■ How to complete this task
Where does the string "text" occur in the records below? Copy every line that holds it.

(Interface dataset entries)
***

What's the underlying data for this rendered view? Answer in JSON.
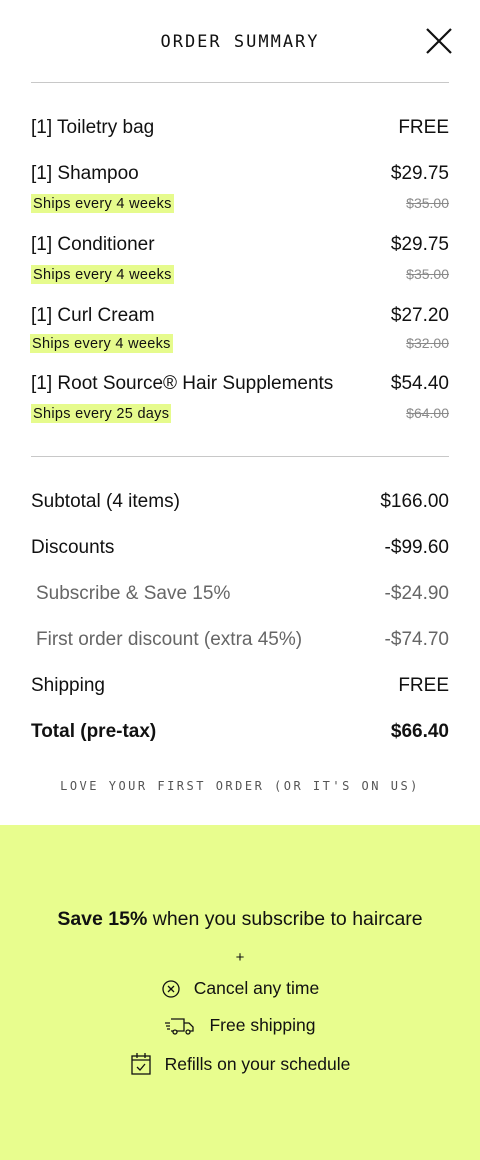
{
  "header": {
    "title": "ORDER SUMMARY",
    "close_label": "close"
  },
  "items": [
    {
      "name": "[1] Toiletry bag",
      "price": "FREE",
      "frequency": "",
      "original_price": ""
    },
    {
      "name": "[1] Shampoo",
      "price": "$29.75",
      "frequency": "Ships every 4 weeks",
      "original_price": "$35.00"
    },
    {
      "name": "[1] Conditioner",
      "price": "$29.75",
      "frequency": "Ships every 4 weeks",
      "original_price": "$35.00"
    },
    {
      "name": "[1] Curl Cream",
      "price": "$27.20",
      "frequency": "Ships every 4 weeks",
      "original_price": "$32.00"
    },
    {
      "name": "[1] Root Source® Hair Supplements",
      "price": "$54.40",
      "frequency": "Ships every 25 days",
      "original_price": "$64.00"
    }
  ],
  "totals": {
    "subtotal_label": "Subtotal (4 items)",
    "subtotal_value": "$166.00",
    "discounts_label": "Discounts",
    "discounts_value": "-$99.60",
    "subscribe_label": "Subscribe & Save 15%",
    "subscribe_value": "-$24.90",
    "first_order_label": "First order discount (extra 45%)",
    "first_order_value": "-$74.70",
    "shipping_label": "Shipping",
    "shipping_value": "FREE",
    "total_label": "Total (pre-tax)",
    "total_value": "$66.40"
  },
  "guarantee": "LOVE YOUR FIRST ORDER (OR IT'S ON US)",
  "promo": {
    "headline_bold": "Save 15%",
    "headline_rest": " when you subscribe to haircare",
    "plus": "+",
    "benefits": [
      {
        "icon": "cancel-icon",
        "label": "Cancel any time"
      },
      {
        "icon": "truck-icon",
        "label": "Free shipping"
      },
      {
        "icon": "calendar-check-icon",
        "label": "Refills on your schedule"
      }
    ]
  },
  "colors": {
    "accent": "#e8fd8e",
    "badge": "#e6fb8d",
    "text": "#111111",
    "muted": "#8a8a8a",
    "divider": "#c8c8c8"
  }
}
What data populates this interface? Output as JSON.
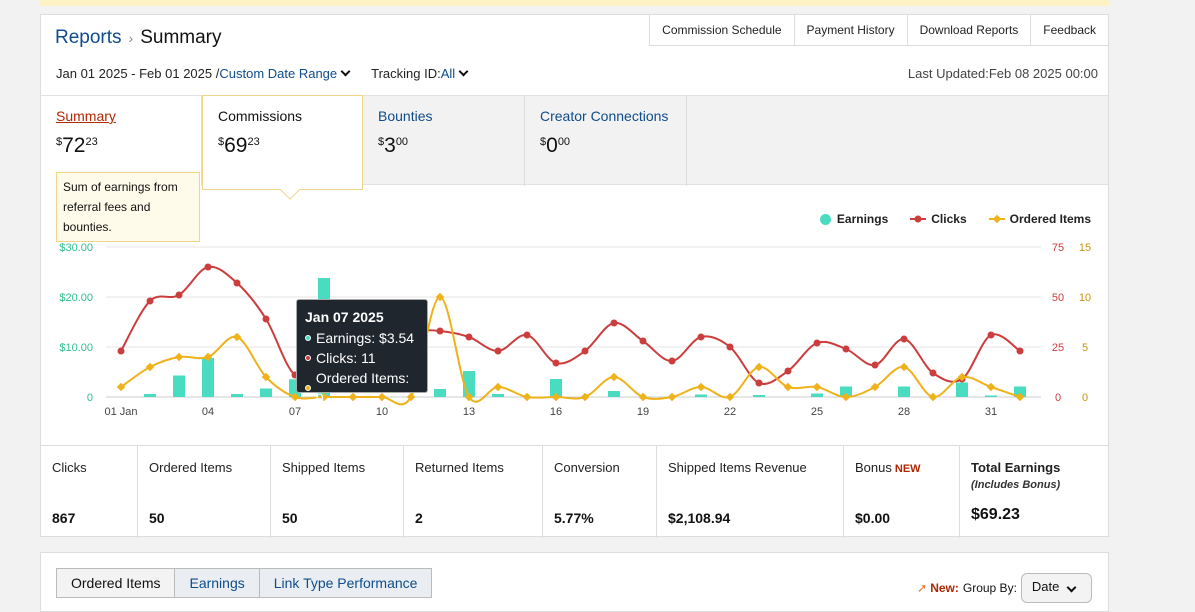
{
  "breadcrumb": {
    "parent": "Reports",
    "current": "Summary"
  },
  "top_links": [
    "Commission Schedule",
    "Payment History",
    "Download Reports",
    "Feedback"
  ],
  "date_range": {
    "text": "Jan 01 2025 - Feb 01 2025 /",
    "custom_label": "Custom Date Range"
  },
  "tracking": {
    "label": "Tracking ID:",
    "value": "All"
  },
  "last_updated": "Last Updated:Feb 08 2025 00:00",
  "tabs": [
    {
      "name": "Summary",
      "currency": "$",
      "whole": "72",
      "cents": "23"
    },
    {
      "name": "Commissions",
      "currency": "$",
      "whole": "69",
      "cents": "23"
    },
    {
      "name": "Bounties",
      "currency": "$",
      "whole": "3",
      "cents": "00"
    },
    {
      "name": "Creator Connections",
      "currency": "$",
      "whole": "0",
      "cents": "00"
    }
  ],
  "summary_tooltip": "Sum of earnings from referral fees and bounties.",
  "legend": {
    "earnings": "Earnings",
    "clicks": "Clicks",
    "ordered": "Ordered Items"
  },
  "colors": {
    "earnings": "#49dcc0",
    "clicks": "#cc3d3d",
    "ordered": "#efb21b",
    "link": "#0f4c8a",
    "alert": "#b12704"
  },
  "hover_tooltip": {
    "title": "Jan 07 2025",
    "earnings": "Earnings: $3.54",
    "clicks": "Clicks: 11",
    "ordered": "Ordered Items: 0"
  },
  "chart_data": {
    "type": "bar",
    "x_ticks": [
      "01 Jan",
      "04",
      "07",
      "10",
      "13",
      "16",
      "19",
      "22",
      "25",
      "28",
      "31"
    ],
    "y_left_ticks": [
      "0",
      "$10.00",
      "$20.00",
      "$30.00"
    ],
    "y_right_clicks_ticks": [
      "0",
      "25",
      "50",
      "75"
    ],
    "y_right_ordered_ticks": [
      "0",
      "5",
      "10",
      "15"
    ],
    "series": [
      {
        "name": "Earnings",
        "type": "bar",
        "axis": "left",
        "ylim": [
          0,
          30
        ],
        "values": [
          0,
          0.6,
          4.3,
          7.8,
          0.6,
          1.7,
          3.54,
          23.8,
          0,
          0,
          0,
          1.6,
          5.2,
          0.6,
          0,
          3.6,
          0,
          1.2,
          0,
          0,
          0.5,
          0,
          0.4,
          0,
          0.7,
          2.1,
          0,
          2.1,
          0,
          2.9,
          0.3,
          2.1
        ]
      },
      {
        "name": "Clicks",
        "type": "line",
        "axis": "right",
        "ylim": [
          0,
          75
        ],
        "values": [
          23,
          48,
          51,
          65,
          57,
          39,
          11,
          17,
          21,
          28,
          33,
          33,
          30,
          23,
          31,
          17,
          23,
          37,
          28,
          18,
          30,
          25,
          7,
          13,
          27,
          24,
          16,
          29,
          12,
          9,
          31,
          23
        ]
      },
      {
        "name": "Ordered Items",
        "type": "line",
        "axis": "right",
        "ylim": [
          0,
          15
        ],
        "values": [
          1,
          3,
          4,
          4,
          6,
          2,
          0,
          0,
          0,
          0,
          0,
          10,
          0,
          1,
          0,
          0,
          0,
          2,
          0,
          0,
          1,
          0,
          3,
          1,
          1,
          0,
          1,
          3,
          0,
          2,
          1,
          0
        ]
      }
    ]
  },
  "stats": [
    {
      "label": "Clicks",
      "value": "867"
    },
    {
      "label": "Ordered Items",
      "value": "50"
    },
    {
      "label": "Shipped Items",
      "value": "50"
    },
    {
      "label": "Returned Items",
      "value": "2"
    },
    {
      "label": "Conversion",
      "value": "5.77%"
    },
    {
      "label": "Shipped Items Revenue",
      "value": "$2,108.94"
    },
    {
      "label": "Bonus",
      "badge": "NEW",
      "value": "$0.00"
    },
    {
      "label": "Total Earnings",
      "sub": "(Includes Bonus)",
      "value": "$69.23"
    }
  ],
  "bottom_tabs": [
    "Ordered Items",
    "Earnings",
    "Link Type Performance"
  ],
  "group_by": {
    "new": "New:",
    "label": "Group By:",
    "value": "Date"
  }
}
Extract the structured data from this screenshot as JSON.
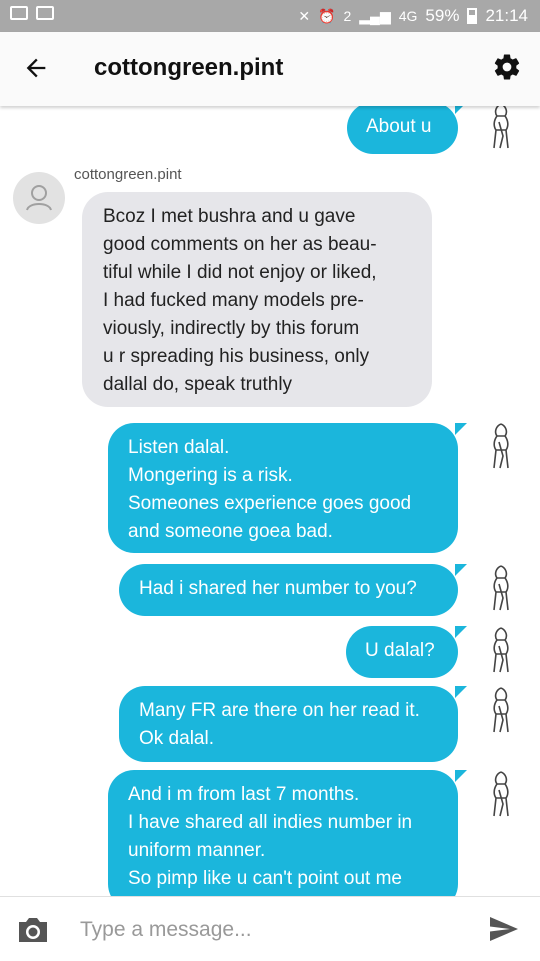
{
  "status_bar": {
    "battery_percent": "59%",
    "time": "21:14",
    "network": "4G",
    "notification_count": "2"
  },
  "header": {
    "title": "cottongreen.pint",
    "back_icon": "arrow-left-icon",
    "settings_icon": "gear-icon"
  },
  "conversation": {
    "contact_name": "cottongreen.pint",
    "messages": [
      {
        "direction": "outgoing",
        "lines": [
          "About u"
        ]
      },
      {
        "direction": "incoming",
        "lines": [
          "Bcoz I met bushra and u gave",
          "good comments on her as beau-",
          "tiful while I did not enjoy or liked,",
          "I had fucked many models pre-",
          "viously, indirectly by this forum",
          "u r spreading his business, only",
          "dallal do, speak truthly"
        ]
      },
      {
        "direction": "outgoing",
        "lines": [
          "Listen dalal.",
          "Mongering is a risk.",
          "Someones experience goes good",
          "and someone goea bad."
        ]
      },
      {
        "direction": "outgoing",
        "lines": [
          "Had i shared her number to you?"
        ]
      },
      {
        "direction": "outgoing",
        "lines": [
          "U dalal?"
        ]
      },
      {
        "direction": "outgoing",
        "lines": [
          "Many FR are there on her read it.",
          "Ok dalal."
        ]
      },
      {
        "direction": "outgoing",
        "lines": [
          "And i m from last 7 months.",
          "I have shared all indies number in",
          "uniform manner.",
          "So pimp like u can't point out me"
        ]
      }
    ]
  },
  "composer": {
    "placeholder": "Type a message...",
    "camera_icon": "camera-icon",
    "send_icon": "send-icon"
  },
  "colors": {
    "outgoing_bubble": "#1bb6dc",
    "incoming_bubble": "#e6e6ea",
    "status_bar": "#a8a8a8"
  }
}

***

■ Solution to this exercise
    "text": "#111111",
    "text": "Jan 01 2025 - Feb 01 2025 /",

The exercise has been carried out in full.